Reinhardt’s presentations replace the previously scheduled programs on the USS Indianapolis.
Tallmadge was one of nine children, most of whom came with him to Wisconsin from their home in New York. As a young boy, he learned Latin with a young shoemaker who came to make shoes for the family. He was a fierce debater, which won him acclaim at the start of his political career, which included serving in the New York State Senate. John C. Calhoun was a regular debate opponent and a friend.
In 1844, Tallmadge worked behind the scenes at the Democratic National Convention for the party to switch its allegiance from President Martin Van Buren to William Henry Harrison, who eventually became president. Tallmadge declined Harrison's offer of the vice presidency. Harrison died a month after inauguration. If Tallmadge had accepted the vice presidency, he would have become president.

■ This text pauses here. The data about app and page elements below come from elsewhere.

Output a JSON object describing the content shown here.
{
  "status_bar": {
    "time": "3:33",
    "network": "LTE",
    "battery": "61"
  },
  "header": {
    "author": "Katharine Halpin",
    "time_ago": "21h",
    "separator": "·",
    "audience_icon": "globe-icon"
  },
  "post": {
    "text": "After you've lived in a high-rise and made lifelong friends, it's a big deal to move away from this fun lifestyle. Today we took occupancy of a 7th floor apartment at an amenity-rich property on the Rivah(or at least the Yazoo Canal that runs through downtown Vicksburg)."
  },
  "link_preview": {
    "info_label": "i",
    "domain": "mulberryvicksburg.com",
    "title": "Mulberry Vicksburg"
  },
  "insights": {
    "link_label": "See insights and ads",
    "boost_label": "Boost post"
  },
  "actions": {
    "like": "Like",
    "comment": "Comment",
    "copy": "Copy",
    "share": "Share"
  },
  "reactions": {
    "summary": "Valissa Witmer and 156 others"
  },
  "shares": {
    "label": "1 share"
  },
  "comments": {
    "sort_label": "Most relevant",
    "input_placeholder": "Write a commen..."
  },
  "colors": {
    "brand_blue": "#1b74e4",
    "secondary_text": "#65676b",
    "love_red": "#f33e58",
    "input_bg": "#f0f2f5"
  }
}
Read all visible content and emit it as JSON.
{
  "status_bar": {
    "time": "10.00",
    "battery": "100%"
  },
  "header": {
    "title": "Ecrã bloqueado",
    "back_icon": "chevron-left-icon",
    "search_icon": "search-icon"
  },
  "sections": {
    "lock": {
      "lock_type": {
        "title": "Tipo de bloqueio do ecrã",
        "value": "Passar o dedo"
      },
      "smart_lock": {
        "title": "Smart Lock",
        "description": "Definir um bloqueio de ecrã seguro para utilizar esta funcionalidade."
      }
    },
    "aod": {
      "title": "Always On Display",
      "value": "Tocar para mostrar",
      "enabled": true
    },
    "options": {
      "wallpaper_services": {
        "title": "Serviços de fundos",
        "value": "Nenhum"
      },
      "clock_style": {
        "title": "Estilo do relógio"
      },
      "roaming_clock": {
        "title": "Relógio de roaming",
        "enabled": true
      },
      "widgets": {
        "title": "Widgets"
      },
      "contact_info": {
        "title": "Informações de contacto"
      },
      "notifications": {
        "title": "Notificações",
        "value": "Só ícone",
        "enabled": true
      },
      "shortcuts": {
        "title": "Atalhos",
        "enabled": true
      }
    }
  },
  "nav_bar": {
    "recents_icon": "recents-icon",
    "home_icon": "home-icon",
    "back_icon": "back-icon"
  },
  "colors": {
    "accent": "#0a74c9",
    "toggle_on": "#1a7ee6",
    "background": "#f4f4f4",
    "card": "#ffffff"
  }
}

After retiring to Wisconsin, Tallmadge became a national spokesman for the Spiritualism movement. He was a devotee of séances and was convinced he was visited by spirits.
Reinhardt, a frequent History at Home presenter, was born and raised in Fond du Lac County and has been collecting stories of family and early Fond du Lac history for more than 40 years. She is library director/archivist for the Fond du Lac County Historical Society.
History at Home focuses on stories about the area's past every third Thursday of the month at 2 p.m. and repeated at 6 p.m. (no program in December). The programs are free; no registration required. Many History at Home programs are captured on video and shared on the library's YouTube channel. That link can be found at fdlpl.org/miss-program. The presentations are part of the library’s monthly History at Home program, which focuses on local and area history at 2 p.m. and repeated at 6 p.m. on the third Thursday of the month.